For this exercise, write out each entry below exactly as it reads.

- [GIVEN RECORDS]:
= = = = = = =
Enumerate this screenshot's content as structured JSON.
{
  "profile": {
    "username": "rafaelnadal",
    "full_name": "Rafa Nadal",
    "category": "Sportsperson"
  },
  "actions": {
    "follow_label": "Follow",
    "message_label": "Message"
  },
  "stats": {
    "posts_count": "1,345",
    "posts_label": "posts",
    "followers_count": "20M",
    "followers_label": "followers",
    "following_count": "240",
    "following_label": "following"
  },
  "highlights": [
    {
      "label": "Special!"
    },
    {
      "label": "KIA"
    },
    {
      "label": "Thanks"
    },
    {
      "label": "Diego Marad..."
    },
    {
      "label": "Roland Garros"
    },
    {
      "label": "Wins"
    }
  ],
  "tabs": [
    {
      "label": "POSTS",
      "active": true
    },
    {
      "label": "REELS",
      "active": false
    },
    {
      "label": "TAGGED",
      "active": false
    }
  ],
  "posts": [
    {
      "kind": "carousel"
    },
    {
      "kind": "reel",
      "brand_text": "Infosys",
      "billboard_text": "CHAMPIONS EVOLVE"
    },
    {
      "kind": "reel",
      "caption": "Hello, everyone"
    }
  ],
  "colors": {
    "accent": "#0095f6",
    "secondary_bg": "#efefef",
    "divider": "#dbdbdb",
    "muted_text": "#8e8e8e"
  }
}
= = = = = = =
- [SOLUTION TO THIS PROBLEM]:
Enumerate this screenshot's content as structured JSON.
{
  "profile": {
    "username": "rafaelnadal",
    "full_name": "Rafa Nadal",
    "category": "Sportsperson"
  },
  "actions": {
    "follow_label": "Follow",
    "message_label": "Message"
  },
  "stats": {
    "posts_count": "1,345",
    "posts_label": "posts",
    "followers_count": "20M",
    "followers_label": "followers",
    "following_count": "240",
    "following_label": "following"
  },
  "highlights": [
    {
      "label": "Special!"
    },
    {
      "label": "KIA"
    },
    {
      "label": "Thanks"
    },
    {
      "label": "Diego Marad..."
    },
    {
      "label": "Roland Garros"
    },
    {
      "label": "Wins"
    }
  ],
  "tabs": [
    {
      "label": "POSTS",
      "active": true
    },
    {
      "label": "REELS",
      "active": false
    },
    {
      "label": "TAGGED",
      "active": false
    }
  ],
  "posts": [
    {
      "kind": "carousel"
    },
    {
      "kind": "reel",
      "brand_text": "Infosys",
      "billboard_text": "CHAMPIONS EVOLVE"
    },
    {
      "kind": "reel",
      "caption": "Hello, everyone"
    }
  ],
  "colors": {
    "accent": "#0095f6",
    "secondary_bg": "#efefef",
    "divider": "#dbdbdb",
    "muted_text": "#8e8e8e"
  }
}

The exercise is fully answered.